Entries supplied ▸
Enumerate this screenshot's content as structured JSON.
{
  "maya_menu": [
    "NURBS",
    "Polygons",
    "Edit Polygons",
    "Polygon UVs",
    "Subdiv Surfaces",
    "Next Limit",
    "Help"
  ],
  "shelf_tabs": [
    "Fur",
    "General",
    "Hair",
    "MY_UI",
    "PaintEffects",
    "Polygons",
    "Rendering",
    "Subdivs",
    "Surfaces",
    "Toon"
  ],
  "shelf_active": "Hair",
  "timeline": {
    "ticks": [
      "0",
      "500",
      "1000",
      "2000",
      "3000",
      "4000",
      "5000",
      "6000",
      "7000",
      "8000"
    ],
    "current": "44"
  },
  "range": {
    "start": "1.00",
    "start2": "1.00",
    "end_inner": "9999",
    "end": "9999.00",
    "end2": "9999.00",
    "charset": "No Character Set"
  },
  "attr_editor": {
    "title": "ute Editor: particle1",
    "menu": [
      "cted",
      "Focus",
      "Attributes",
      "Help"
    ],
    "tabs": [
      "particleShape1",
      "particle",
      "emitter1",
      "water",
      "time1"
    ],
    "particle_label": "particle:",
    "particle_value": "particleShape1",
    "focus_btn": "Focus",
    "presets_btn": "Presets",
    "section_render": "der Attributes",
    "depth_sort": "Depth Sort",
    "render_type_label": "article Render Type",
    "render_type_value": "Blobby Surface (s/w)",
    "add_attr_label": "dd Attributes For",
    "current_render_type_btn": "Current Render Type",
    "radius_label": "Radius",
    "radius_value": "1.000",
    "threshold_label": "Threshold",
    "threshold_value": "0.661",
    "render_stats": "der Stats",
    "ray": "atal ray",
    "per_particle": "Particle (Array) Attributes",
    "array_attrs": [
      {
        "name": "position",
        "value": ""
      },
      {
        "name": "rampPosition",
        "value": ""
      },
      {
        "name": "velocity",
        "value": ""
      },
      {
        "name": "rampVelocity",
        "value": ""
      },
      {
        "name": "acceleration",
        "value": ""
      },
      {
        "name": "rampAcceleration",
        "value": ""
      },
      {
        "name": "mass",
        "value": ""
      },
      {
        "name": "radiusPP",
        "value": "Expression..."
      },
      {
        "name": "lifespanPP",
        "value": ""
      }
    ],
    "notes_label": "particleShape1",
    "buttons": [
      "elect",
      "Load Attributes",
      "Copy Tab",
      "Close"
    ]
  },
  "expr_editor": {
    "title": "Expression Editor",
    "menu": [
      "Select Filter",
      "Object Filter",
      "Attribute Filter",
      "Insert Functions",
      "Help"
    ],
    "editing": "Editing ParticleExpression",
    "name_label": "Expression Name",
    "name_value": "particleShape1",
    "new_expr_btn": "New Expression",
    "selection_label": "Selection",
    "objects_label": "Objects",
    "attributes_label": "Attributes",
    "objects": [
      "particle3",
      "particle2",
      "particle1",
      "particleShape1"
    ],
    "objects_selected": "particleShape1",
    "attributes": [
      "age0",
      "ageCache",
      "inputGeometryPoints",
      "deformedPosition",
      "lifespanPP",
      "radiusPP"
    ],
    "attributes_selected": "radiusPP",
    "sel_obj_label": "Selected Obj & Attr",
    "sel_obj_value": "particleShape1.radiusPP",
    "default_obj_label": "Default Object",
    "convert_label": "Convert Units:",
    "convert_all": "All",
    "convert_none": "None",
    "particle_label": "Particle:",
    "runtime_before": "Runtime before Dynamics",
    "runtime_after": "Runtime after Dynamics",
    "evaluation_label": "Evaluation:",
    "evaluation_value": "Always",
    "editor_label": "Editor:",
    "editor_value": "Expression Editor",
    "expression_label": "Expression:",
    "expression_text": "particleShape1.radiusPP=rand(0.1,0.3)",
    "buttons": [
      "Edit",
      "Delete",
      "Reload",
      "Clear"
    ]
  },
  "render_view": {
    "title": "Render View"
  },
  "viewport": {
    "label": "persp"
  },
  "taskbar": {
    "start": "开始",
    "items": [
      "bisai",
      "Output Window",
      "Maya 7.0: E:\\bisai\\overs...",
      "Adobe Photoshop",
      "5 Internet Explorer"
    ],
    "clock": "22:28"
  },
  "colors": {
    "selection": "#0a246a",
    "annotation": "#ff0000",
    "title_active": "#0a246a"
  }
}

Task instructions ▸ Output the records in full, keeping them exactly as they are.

Task response ▸
Enumerate this screenshot's content as structured JSON.
{
  "maya_menu": [
    "NURBS",
    "Polygons",
    "Edit Polygons",
    "Polygon UVs",
    "Subdiv Surfaces",
    "Next Limit",
    "Help"
  ],
  "shelf_tabs": [
    "Fur",
    "General",
    "Hair",
    "MY_UI",
    "PaintEffects",
    "Polygons",
    "Rendering",
    "Subdivs",
    "Surfaces",
    "Toon"
  ],
  "shelf_active": "Hair",
  "timeline": {
    "ticks": [
      "0",
      "500",
      "1000",
      "2000",
      "3000",
      "4000",
      "5000",
      "6000",
      "7000",
      "8000"
    ],
    "current": "44"
  },
  "range": {
    "start": "1.00",
    "start2": "1.00",
    "end_inner": "9999",
    "end": "9999.00",
    "end2": "9999.00",
    "charset": "No Character Set"
  },
  "attr_editor": {
    "title": "ute Editor: particle1",
    "menu": [
      "cted",
      "Focus",
      "Attributes",
      "Help"
    ],
    "tabs": [
      "particleShape1",
      "particle",
      "emitter1",
      "water",
      "time1"
    ],
    "particle_label": "particle:",
    "particle_value": "particleShape1",
    "focus_btn": "Focus",
    "presets_btn": "Presets",
    "section_render": "der Attributes",
    "depth_sort": "Depth Sort",
    "render_type_label": "article Render Type",
    "render_type_value": "Blobby Surface (s/w)",
    "add_attr_label": "dd Attributes For",
    "current_render_type_btn": "Current Render Type",
    "radius_label": "Radius",
    "radius_value": "1.000",
    "threshold_label": "Threshold",
    "threshold_value": "0.661",
    "render_stats": "der Stats",
    "ray": "atal ray",
    "per_particle": "Particle (Array) Attributes",
    "array_attrs": [
      {
        "name": "position",
        "value": ""
      },
      {
        "name": "rampPosition",
        "value": ""
      },
      {
        "name": "velocity",
        "value": ""
      },
      {
        "name": "rampVelocity",
        "value": ""
      },
      {
        "name": "acceleration",
        "value": ""
      },
      {
        "name": "rampAcceleration",
        "value": ""
      },
      {
        "name": "mass",
        "value": ""
      },
      {
        "name": "radiusPP",
        "value": "Expression..."
      },
      {
        "name": "lifespanPP",
        "value": ""
      }
    ],
    "notes_label": "particleShape1",
    "buttons": [
      "elect",
      "Load Attributes",
      "Copy Tab",
      "Close"
    ]
  },
  "expr_editor": {
    "title": "Expression Editor",
    "menu": [
      "Select Filter",
      "Object Filter",
      "Attribute Filter",
      "Insert Functions",
      "Help"
    ],
    "editing": "Editing ParticleExpression",
    "name_label": "Expression Name",
    "name_value": "particleShape1",
    "new_expr_btn": "New Expression",
    "selection_label": "Selection",
    "objects_label": "Objects",
    "attributes_label": "Attributes",
    "objects": [
      "particle3",
      "particle2",
      "particle1",
      "particleShape1"
    ],
    "objects_selected": "particleShape1",
    "attributes": [
      "age0",
      "ageCache",
      "inputGeometryPoints",
      "deformedPosition",
      "lifespanPP",
      "radiusPP"
    ],
    "attributes_selected": "radiusPP",
    "sel_obj_label": "Selected Obj & Attr",
    "sel_obj_value": "particleShape1.radiusPP",
    "default_obj_label": "Default Object",
    "convert_label": "Convert Units:",
    "convert_all": "All",
    "convert_none": "None",
    "particle_label": "Particle:",
    "runtime_before": "Runtime before Dynamics",
    "runtime_after": "Runtime after Dynamics",
    "evaluation_label": "Evaluation:",
    "evaluation_value": "Always",
    "editor_label": "Editor:",
    "editor_value": "Expression Editor",
    "expression_label": "Expression:",
    "expression_text": "particleShape1.radiusPP=rand(0.1,0.3)",
    "buttons": [
      "Edit",
      "Delete",
      "Reload",
      "Clear"
    ]
  },
  "render_view": {
    "title": "Render View"
  },
  "viewport": {
    "label": "persp"
  },
  "taskbar": {
    "start": "开始",
    "items": [
      "bisai",
      "Output Window",
      "Maya 7.0: E:\\bisai\\overs...",
      "Adobe Photoshop",
      "5 Internet Explorer"
    ],
    "clock": "22:28"
  },
  "colors": {
    "selection": "#0a246a",
    "annotation": "#ff0000",
    "title_active": "#0a246a"
  }
}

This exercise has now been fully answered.